(TASK TO CARRY OUT):
Exactly the lines from the one holding "Read all visible content and emit it as JSON." through the final line of the data are wanted, copied as written.

[Stored records]
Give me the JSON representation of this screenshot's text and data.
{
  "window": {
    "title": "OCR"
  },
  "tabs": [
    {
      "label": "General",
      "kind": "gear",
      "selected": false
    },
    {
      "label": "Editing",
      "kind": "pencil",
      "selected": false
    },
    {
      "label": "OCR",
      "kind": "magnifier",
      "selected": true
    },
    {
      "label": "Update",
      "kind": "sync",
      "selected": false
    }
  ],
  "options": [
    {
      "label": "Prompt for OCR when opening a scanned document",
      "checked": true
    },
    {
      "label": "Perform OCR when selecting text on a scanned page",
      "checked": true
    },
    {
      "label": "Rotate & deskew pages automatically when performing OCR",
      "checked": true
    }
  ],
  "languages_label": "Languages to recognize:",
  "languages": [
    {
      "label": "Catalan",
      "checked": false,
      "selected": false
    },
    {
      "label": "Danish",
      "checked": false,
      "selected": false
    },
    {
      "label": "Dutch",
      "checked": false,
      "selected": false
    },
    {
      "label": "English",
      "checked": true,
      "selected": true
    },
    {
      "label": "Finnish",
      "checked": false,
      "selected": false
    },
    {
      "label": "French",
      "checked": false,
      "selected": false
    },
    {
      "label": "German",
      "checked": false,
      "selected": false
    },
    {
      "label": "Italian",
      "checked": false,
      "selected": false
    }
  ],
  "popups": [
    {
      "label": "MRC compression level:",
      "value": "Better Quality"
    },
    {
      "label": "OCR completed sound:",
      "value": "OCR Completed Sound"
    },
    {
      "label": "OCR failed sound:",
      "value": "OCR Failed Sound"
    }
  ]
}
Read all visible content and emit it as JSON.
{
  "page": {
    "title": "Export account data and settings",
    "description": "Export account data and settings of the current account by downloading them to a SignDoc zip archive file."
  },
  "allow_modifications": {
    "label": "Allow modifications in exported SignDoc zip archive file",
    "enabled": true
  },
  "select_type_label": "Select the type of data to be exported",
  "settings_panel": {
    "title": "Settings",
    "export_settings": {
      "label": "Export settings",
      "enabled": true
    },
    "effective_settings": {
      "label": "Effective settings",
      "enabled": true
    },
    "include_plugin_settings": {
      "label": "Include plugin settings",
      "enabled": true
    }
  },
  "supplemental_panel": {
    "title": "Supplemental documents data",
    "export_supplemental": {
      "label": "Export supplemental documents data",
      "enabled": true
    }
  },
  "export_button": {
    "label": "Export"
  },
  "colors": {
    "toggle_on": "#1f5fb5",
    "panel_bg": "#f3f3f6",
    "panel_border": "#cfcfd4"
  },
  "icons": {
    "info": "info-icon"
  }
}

(EXERCISE OUTPUT):
Read all visible content and emit it as JSON.
{
  "page": {
    "title": "Export account data and settings",
    "description": "Export account data and settings of the current account by downloading them to a SignDoc zip archive file."
  },
  "allow_modifications": {
    "label": "Allow modifications in exported SignDoc zip archive file",
    "enabled": true
  },
  "select_type_label": "Select the type of data to be exported",
  "settings_panel": {
    "title": "Settings",
    "export_settings": {
      "label": "Export settings",
      "enabled": true
    },
    "effective_settings": {
      "label": "Effective settings",
      "enabled": true
    },
    "include_plugin_settings": {
      "label": "Include plugin settings",
      "enabled": true
    }
  },
  "supplemental_panel": {
    "title": "Supplemental documents data",
    "export_supplemental": {
      "label": "Export supplemental documents data",
      "enabled": true
    }
  },
  "export_button": {
    "label": "Export"
  },
  "colors": {
    "toggle_on": "#1f5fb5",
    "panel_bg": "#f3f3f6",
    "panel_border": "#cfcfd4"
  },
  "icons": {
    "info": "info-icon"
  }
}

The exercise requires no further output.